Author: Lev Grossman
Release Date: August 11th, 2009 (originally January 1st, 2009)
Pages: 402 (Hardcover)
Genre: Young Adult | Magic | Urban Fantasy
Series: The Magicians #1
Read: from September 14 to 20, 2012
Source & Shelf: Purchase | Own
ISBN: 9780670020553 (Hardcover)
Quentin Coldwater is brillant but miserable. He’s a senior in high school, and a certifiable genius, but he’s still secretly obsessed with a series of fantasy novels he read as a kid, about the adventures of five children in a magical land called Fillory. Compared to that, anything in his real life just seems gray and colorless.
Everything changes when Quentin finds himself unexpectedly admitted to a very secret, very exclusive college of magic in upstate New York, where he receives a thorough and rigorous education in the practice of modern sorcery. He also discovers all the other things people learn in college: friendship, love, sex, booze, and boredom. But something is still missing. Magic doesn’t bring Quentin the happiness and adventure he though it would.
Then, after graduation, he and his friends make a stunning discovery: Fillory is real.
*This review might contain spoilers*
The Magicians was a long reading… it was so because I’ve started my second year at University and also because it was being a weird reading.
To be honest, I had high hopes that this book would be the adult version of Harry Potter. That’s why I bought it. But it’s not only a grown-up version of my favourite wizard; it’s also a new idea for Narnia. I only realised that bit when I start reading it. It has fantasy, that’s for sure, but it also had very modern problems and the typical existential crisis every teenager goes through.

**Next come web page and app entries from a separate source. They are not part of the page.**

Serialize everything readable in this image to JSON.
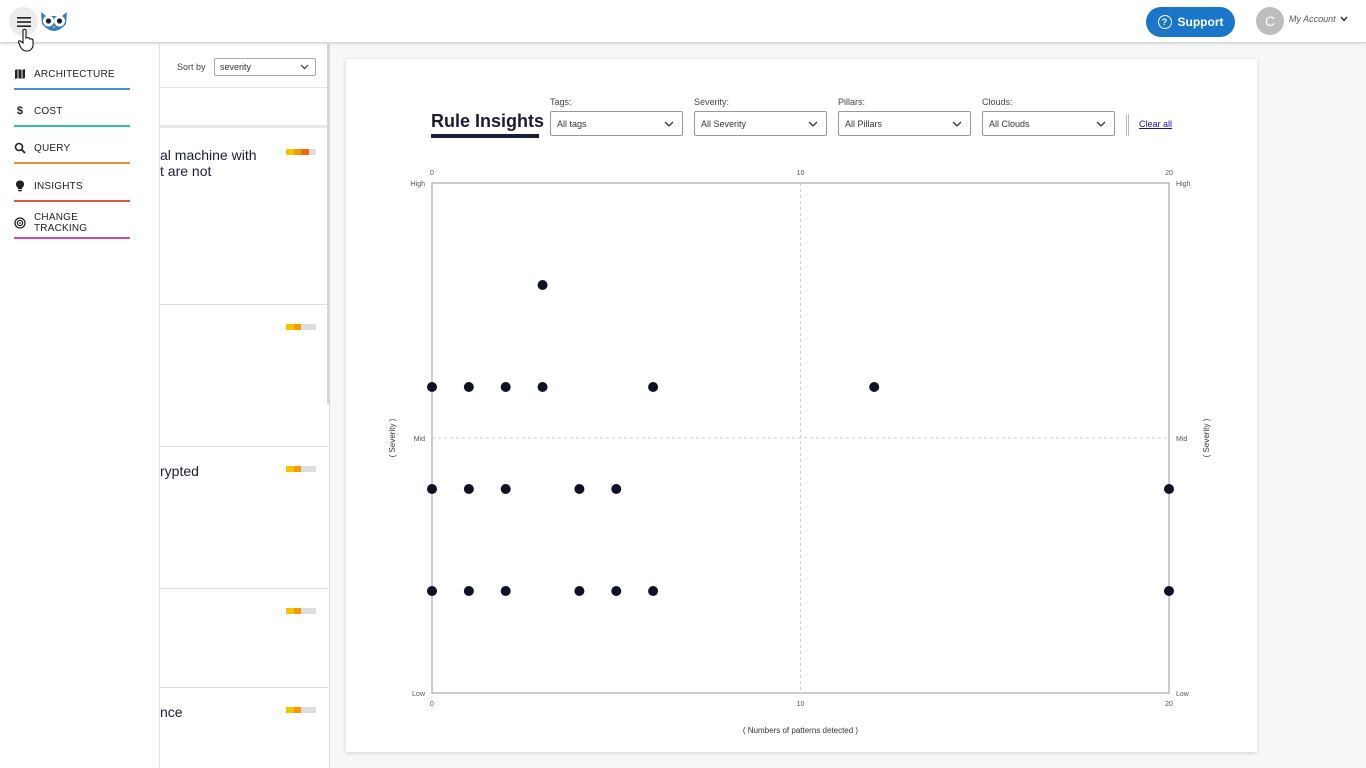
{
  "header": {
    "support_label": "Support",
    "avatar_initial": "C",
    "account_label": "My Account"
  },
  "sidenav": {
    "items": [
      {
        "label": "ARCHITECTURE",
        "icon": "map-icon",
        "color": "#4a90d9"
      },
      {
        "label": "COST",
        "icon": "dollar-icon",
        "color": "#3cb8a0"
      },
      {
        "label": "QUERY",
        "icon": "search-icon",
        "color": "#e69138"
      },
      {
        "label": "INSIGHTS",
        "icon": "lightbulb-icon",
        "color": "#d9534f"
      },
      {
        "label": "CHANGE TRACKING",
        "icon": "radar-icon",
        "color": "#c94f9c"
      }
    ]
  },
  "listpanel": {
    "sort_label": "Sort by",
    "sort_value": "severity",
    "cards": [
      {
        "text_line1": "al machine with",
        "text_line2": "t are not",
        "severity": 0.75
      },
      {
        "text_line1": "",
        "text_line2": "",
        "severity": 0.5
      },
      {
        "text_line1": "rypted",
        "text_line2": "",
        "severity": 0.5
      },
      {
        "text_line1": "",
        "text_line2": "",
        "severity": 0.5
      },
      {
        "text_line1": "nce",
        "text_line2": "",
        "severity": 0.5
      }
    ]
  },
  "insights": {
    "title": "Rule Insights",
    "filters": [
      {
        "label": "Tags:",
        "value": "All tags"
      },
      {
        "label": "Severity:",
        "value": "All Severity"
      },
      {
        "label": "Pillars:",
        "value": "All Pillars"
      },
      {
        "label": "Clouds:",
        "value": "All Clouds"
      }
    ],
    "clear_all": "Clear all"
  },
  "chart_data": {
    "type": "scatter",
    "title": "",
    "xlabel": "( Numbers of patterns detected )",
    "ylabel": "( Severity )",
    "xlim": [
      0,
      20
    ],
    "ylim": [
      0,
      10
    ],
    "x_ticks": [
      0,
      10,
      20
    ],
    "y_tick_labels": [
      {
        "value": 10,
        "label": "High"
      },
      {
        "value": 5,
        "label": "Mid"
      },
      {
        "value": 0,
        "label": "Low"
      }
    ],
    "grid": "center dashed lines",
    "point_color": "#0f1124",
    "points": [
      {
        "x": 3,
        "y": 8
      },
      {
        "x": 0,
        "y": 6
      },
      {
        "x": 1,
        "y": 6
      },
      {
        "x": 2,
        "y": 6
      },
      {
        "x": 3,
        "y": 6
      },
      {
        "x": 6,
        "y": 6
      },
      {
        "x": 12,
        "y": 6
      },
      {
        "x": 0,
        "y": 4
      },
      {
        "x": 1,
        "y": 4
      },
      {
        "x": 2,
        "y": 4
      },
      {
        "x": 4,
        "y": 4
      },
      {
        "x": 5,
        "y": 4
      },
      {
        "x": 20,
        "y": 4
      },
      {
        "x": 0,
        "y": 2
      },
      {
        "x": 1,
        "y": 2
      },
      {
        "x": 2,
        "y": 2
      },
      {
        "x": 4,
        "y": 2
      },
      {
        "x": 5,
        "y": 2
      },
      {
        "x": 6,
        "y": 2
      },
      {
        "x": 20,
        "y": 2
      }
    ]
  }
}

Actually, there was a part in the book I totally relate myself with.
Quentin finds out he’s a wizard and get accepted to this magical school called Brakebills. I thought the book would be only about his first year there but it turned out to be all his five years at the school and part of his “graduation”.
While at school, Quentin learns how to control and use magic – yep, like Harry Potter– makes some friends, find a girlfriend, gets drunk and haves sex. His five years there are, let’s say, the best of his adolescence where his doing what he’s supposed to and all. However, there’s his obsession with Christopher Pluver’s books set in Fillory. Despite being happy at Brakebills, he still feels something’s missing and it’s all connected with Fillory.
After he get out of Brakebills, his life is turned upside-down. He doesn’t know what to do now that he’s out of school. What to do with magic in a world where magic is, like, an illusion? He gets in drugs, more sex and more booze.
This wasn’t at all what I’ve expected from this book. What I thought was going to be an adventure book – which it was at the end – turned into a book about a bunch of teenagers who are depressed. Don’t get me wrong, I liked it and it was completely different from the magical/wizardry books I’m used to. There was a moment in the story I just wanted them to have an overdose and stop being such idiots.
Quentin’s character – the protagonist – was so hard for me to understand and even like. He was unbalanced – I guess that was the part in which I could relate myself with him – and without knowing what to do. He’s brilliant, he really is, but living in the cold world with no magic made him grey. Only when he enters Brakebills and discovers the wonders of magic did he stabilised himself a bit. And then, after the graduation, he lost himself again and I just wanted to slap him. I mean, he had Alice (who was, perhaps, the character I liked the most… and she got killed. Damn it!) and he ruined everything because he was drunk. Really?! And with Janet?! God, boys are so stupid sometimes and not even wizards escape that fate.
When Quentin and his friends manage to go to Fillory – ‘cause Fillory really exists in a parallel universe – there was some real adventure. I really felt, in those chapters, I was reading the book I’ve wanted. Those few chapters are the reason I gave this book 3 cups and want the second one.
I think I was really expecting something a bit more Potter-ish, if you know what I mean. All the reviews I’ve read before starting this book gave me that impression so I was a bit disappointed, if not upset, to find out it’s not that Potter-ish. But, it’s a nice reading, very mature and funny.